* _What the task asks_:
All of the data below should come back exactly as written, minus its images.

[Provided records]

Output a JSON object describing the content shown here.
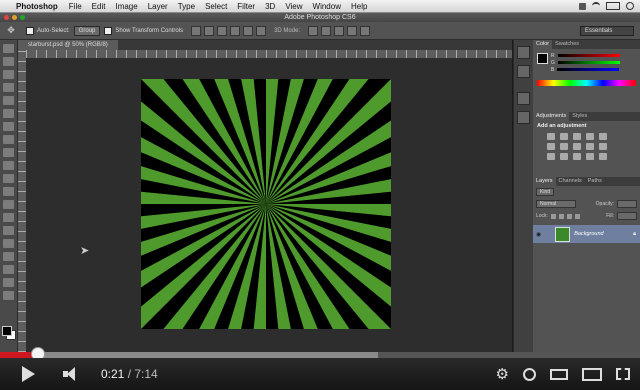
{
  "menubar": {
    "app_name": "Photoshop",
    "items": [
      "File",
      "Edit",
      "Image",
      "Layer",
      "Type",
      "Select",
      "Filter",
      "3D",
      "View",
      "Window",
      "Help"
    ]
  },
  "window": {
    "title": "Adobe Photoshop CS6"
  },
  "options_bar": {
    "auto_select_label": "Auto-Select:",
    "auto_select_value": "Group",
    "show_transform_label": "Show Transform Controls",
    "mode_label": "3D Mode:",
    "workspace": "Essentials"
  },
  "document": {
    "tab_title": "starburst.psd @ 50% (RGB/8)"
  },
  "artwork": {
    "colors": {
      "ray_a": "#000000",
      "ray_b": "#4e9a2c"
    },
    "ray_count": 64
  },
  "panels": {
    "color_tabs": [
      "Color",
      "Swatches"
    ],
    "sliders": [
      {
        "label": "R"
      },
      {
        "label": "G"
      },
      {
        "label": "B"
      }
    ],
    "adjustment_tabs": [
      "Adjustments",
      "Styles"
    ],
    "add_adjustment": "Add an adjustment",
    "layer_tabs": [
      "Layers",
      "Channels",
      "Paths"
    ],
    "kind_label": "Kind",
    "blend_mode": "Normal",
    "opacity_label": "Opacity:",
    "lock_label": "Lock:",
    "fill_label": "Fill:",
    "layer_name": "Background"
  },
  "player": {
    "current_time": "0:21",
    "separator": " / ",
    "duration": "7:14",
    "played_fraction": 0.06,
    "buffered_fraction": 0.59,
    "accent": "#cc181e"
  }
}
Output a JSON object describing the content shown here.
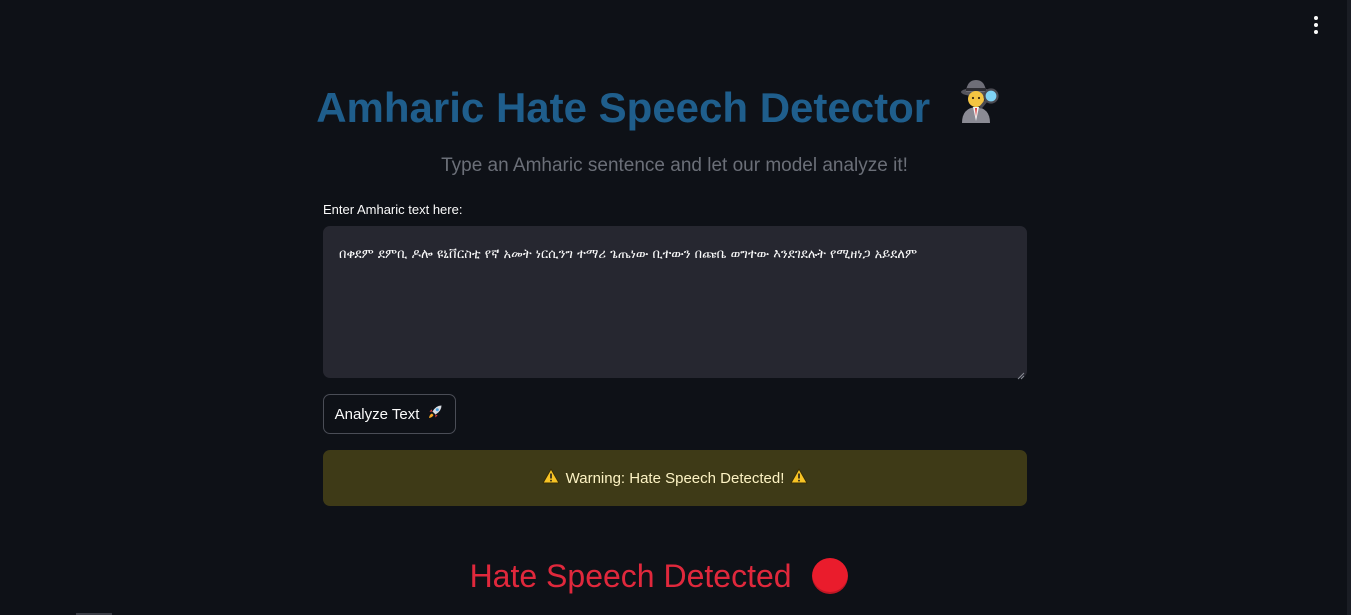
{
  "header": {
    "menu_icon": "kebab-menu-icon"
  },
  "main": {
    "title": "Amharic Hate Speech Detector",
    "title_icon": "detective-emoji-icon",
    "subtitle": "Type an Amharic sentence and let our model analyze it!",
    "input": {
      "label": "Enter Amharic text here:",
      "value": "በቀደም ደምቢ ዶሎ ዩኒቨርስቲ የኛ አመት ነርሲንግ ተማሪ ጌጤነው ቢተውን በጩቤ ወግተው እንደገደሉት የሚዘነጋ አይደለም"
    },
    "analyze_button": {
      "label": "Analyze Text",
      "icon": "rocket-icon"
    },
    "warning": {
      "text": "Warning: Hate Speech Detected!",
      "icon": "warning-icon"
    },
    "result": {
      "text": "Hate Speech Detected",
      "icon": "red-circle-icon"
    }
  },
  "colors": {
    "background": "#0e1117",
    "title": "#1f5e8c",
    "input_background": "#262730",
    "warning_background": "#3e3a17",
    "warning_text": "#fdf3c4",
    "result": "#e0283c"
  }
}
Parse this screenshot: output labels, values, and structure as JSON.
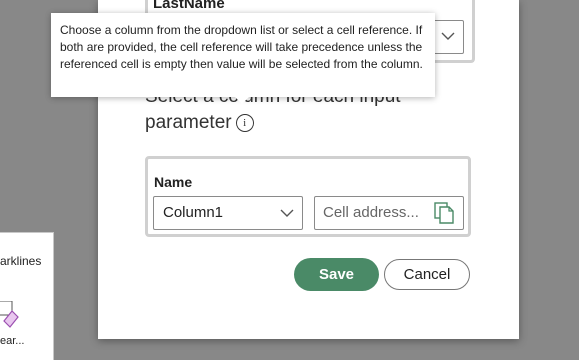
{
  "ribbon": {
    "label_top": "arklines",
    "label_bottom": "ear..."
  },
  "dialog": {
    "lastname_label": "LastName",
    "instruction": "Select a column for each input parameter",
    "parameter": {
      "name_label": "Name",
      "column_value": "Column1",
      "cell_placeholder": "Cell address..."
    },
    "save_label": "Save",
    "cancel_label": "Cancel"
  },
  "tooltip": {
    "text": "Choose a column from the dropdown list or select a cell reference. If both are provided, the cell reference will take precedence unless the referenced cell is empty then value will be selected from the column."
  },
  "colors": {
    "accent": "#4a8a67",
    "backdrop": "#888888"
  },
  "icons": [
    "info-icon",
    "chevron-down-icon",
    "copy-icon",
    "sparkline-icon"
  ]
}
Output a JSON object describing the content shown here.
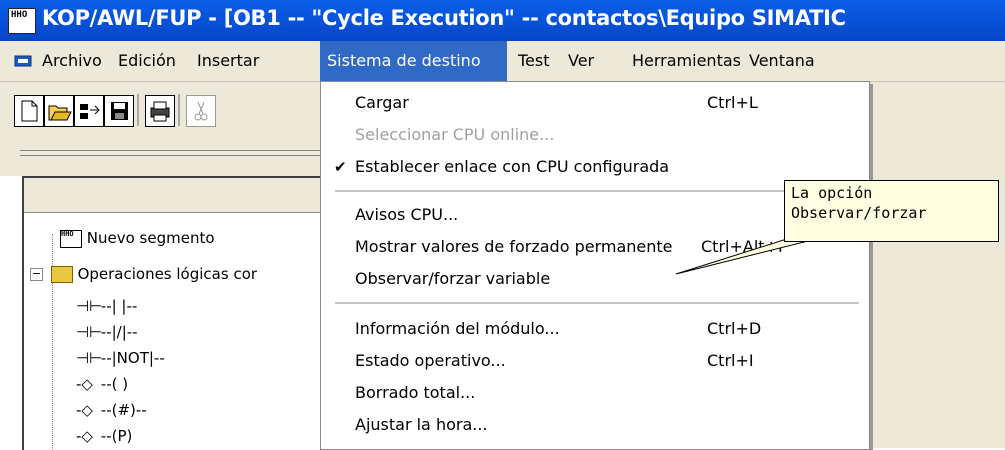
{
  "window": {
    "title": "KOP/AWL/FUP  - [OB1 -- \"Cycle Execution\" -- contactos\\Equipo SIMATIC",
    "app_icon_text": "HHO"
  },
  "menubar": {
    "items": [
      "Archivo",
      "Edición",
      "Insertar",
      "Sistema de destino",
      "Test",
      "Ver",
      "Herramientas",
      "Ventana"
    ],
    "active": "Sistema de destino"
  },
  "toolbar": {
    "buttons": [
      "new-icon",
      "open-icon",
      "network-icon",
      "save-icon",
      "print-icon",
      "cut-icon"
    ]
  },
  "tree": {
    "items": [
      {
        "icon": "HHO",
        "label": "Nuevo segmento"
      },
      {
        "icon": "folder",
        "label": "Operaciones lógicas cor"
      },
      {
        "icon": "contact",
        "label": "--| |--"
      },
      {
        "icon": "contact",
        "label": "--|/|--"
      },
      {
        "icon": "contact",
        "label": "--|NOT|--"
      },
      {
        "icon": "coil",
        "label": "--( )"
      },
      {
        "icon": "coil",
        "label": "--(#)--"
      },
      {
        "icon": "coil",
        "label": "--(P)"
      }
    ]
  },
  "dropdown": {
    "items": [
      {
        "label": "Cargar",
        "shortcut": "Ctrl+L",
        "disabled": false,
        "checked": false
      },
      {
        "label": "Seleccionar CPU online...",
        "shortcut": "",
        "disabled": true,
        "checked": false
      },
      {
        "label": "Establecer enlace con CPU configurada",
        "shortcut": "",
        "disabled": false,
        "checked": true
      },
      {
        "label": "Avisos CPU...",
        "shortcut": "",
        "disabled": false,
        "checked": false
      },
      {
        "label": "Mostrar valores de forzado permanente",
        "shortcut": "Ctrl+Alt+F",
        "disabled": false,
        "checked": false
      },
      {
        "label": "Observar/forzar variable",
        "shortcut": "",
        "disabled": false,
        "checked": false
      },
      {
        "label": "Información del módulo...",
        "shortcut": "Ctrl+D",
        "disabled": false,
        "checked": false
      },
      {
        "label": "Estado operativo...",
        "shortcut": "Ctrl+I",
        "disabled": false,
        "checked": false
      },
      {
        "label": "Borrado total...",
        "shortcut": "",
        "disabled": false,
        "checked": false
      },
      {
        "label": "Ajustar la hora...",
        "shortcut": "",
        "disabled": false,
        "checked": false
      }
    ]
  },
  "callout": {
    "line1": "La opción",
    "line2": "Observar/forzar"
  },
  "colors": {
    "title_bar": "#0a5fe8",
    "menu_highlight": "#3169c6",
    "callout_bg": "#ffffe1"
  }
}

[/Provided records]

* _Task result_:
Output a JSON object describing the content shown here.
{
  "menubar": {
    "app_name": "Photoshop",
    "items": [
      "File",
      "Edit",
      "Image",
      "Layer",
      "Type",
      "Select",
      "Filter",
      "3D",
      "View",
      "Window",
      "Help"
    ]
  },
  "window": {
    "title": "Adobe Photoshop CS6"
  },
  "options_bar": {
    "auto_select_label": "Auto-Select:",
    "auto_select_value": "Group",
    "show_transform_label": "Show Transform Controls",
    "mode_label": "3D Mode:",
    "workspace": "Essentials"
  },
  "document": {
    "tab_title": "starburst.psd @ 50% (RGB/8)"
  },
  "artwork": {
    "colors": {
      "ray_a": "#000000",
      "ray_b": "#4e9a2c"
    },
    "ray_count": 64
  },
  "panels": {
    "color_tabs": [
      "Color",
      "Swatches"
    ],
    "sliders": [
      {
        "label": "R"
      },
      {
        "label": "G"
      },
      {
        "label": "B"
      }
    ],
    "adjustment_tabs": [
      "Adjustments",
      "Styles"
    ],
    "add_adjustment": "Add an adjustment",
    "layer_tabs": [
      "Layers",
      "Channels",
      "Paths"
    ],
    "kind_label": "Kind",
    "blend_mode": "Normal",
    "opacity_label": "Opacity:",
    "lock_label": "Lock:",
    "fill_label": "Fill:",
    "layer_name": "Background"
  },
  "player": {
    "current_time": "0:21",
    "separator": " / ",
    "duration": "7:14",
    "played_fraction": 0.06,
    "buffered_fraction": 0.59,
    "accent": "#cc181e"
  }
}
Output a JSON object describing the content shown here.
{
  "header": {
    "menu_icon": "kebab-menu-icon"
  },
  "main": {
    "title": "Amharic Hate Speech Detector",
    "title_icon": "detective-emoji-icon",
    "subtitle": "Type an Amharic sentence and let our model analyze it!",
    "input": {
      "label": "Enter Amharic text here:",
      "value": "በቀደም ደምቢ ዶሎ ዩኒቨርስቲ የኛ አመት ነርሲንግ ተማሪ ጌጤነው ቢተውን በጩቤ ወግተው እንደገደሉት የሚዘነጋ አይደለም"
    },
    "analyze_button": {
      "label": "Analyze Text",
      "icon": "rocket-icon"
    },
    "warning": {
      "text": "Warning: Hate Speech Detected!",
      "icon": "warning-icon"
    },
    "result": {
      "text": "Hate Speech Detected",
      "icon": "red-circle-icon"
    }
  },
  "colors": {
    "background": "#0e1117",
    "title": "#1f5e8c",
    "input_background": "#262730",
    "warning_background": "#3e3a17",
    "warning_text": "#fdf3c4",
    "result": "#e0283c"
  }
}
Parse this screenshot: output labels, values, and structure as JSON.
{
  "ribbon": {
    "label_top": "arklines",
    "label_bottom": "ear..."
  },
  "dialog": {
    "lastname_label": "LastName",
    "instruction": "Select a column for each input parameter",
    "parameter": {
      "name_label": "Name",
      "column_value": "Column1",
      "cell_placeholder": "Cell address..."
    },
    "save_label": "Save",
    "cancel_label": "Cancel"
  },
  "tooltip": {
    "text": "Choose a column from the dropdown list or select a cell reference. If both are provided, the cell reference will take precedence unless the referenced cell is empty then value will be selected from the column."
  },
  "colors": {
    "accent": "#4a8a67",
    "backdrop": "#888888"
  },
  "icons": [
    "info-icon",
    "chevron-down-icon",
    "copy-icon",
    "sparkline-icon"
  ]
}
Output a JSON object describing the content shown here.
{
  "window": {
    "title": "KOP/AWL/FUP  - [OB1 -- \"Cycle Execution\" -- contactos\\Equipo SIMATIC",
    "app_icon_text": "HHO"
  },
  "menubar": {
    "items": [
      "Archivo",
      "Edición",
      "Insertar",
      "Sistema de destino",
      "Test",
      "Ver",
      "Herramientas",
      "Ventana"
    ],
    "active": "Sistema de destino"
  },
  "toolbar": {
    "buttons": [
      "new-icon",
      "open-icon",
      "network-icon",
      "save-icon",
      "print-icon",
      "cut-icon"
    ]
  },
  "tree": {
    "items": [
      {
        "icon": "HHO",
        "label": "Nuevo segmento"
      },
      {
        "icon": "folder",
        "label": "Operaciones lógicas cor"
      },
      {
        "icon": "contact",
        "label": "--| |--"
      },
      {
        "icon": "contact",
        "label": "--|/|--"
      },
      {
        "icon": "contact",
        "label": "--|NOT|--"
      },
      {
        "icon": "coil",
        "label": "--( )"
      },
      {
        "icon": "coil",
        "label": "--(#)--"
      },
      {
        "icon": "coil",
        "label": "--(P)"
      }
    ]
  },
  "dropdown": {
    "items": [
      {
        "label": "Cargar",
        "shortcut": "Ctrl+L",
        "disabled": false,
        "checked": false
      },
      {
        "label": "Seleccionar CPU online...",
        "shortcut": "",
        "disabled": true,
        "checked": false
      },
      {
        "label": "Establecer enlace con CPU configurada",
        "shortcut": "",
        "disabled": false,
        "checked": true
      },
      {
        "label": "Avisos CPU...",
        "shortcut": "",
        "disabled": false,
        "checked": false
      },
      {
        "label": "Mostrar valores de forzado permanente",
        "shortcut": "Ctrl+Alt+F",
        "disabled": false,
        "checked": false
      },
      {
        "label": "Observar/forzar variable",
        "shortcut": "",
        "disabled": false,
        "checked": false
      },
      {
        "label": "Información del módulo...",
        "shortcut": "Ctrl+D",
        "disabled": false,
        "checked": false
      },
      {
        "label": "Estado operativo...",
        "shortcut": "Ctrl+I",
        "disabled": false,
        "checked": false
      },
      {
        "label": "Borrado total...",
        "shortcut": "",
        "disabled": false,
        "checked": false
      },
      {
        "label": "Ajustar la hora...",
        "shortcut": "",
        "disabled": false,
        "checked": false
      }
    ]
  },
  "callout": {
    "line1": "La opción",
    "line2": "Observar/forzar"
  },
  "colors": {
    "title_bar": "#0a5fe8",
    "menu_highlight": "#3169c6",
    "callout_bg": "#ffffe1"
  }
}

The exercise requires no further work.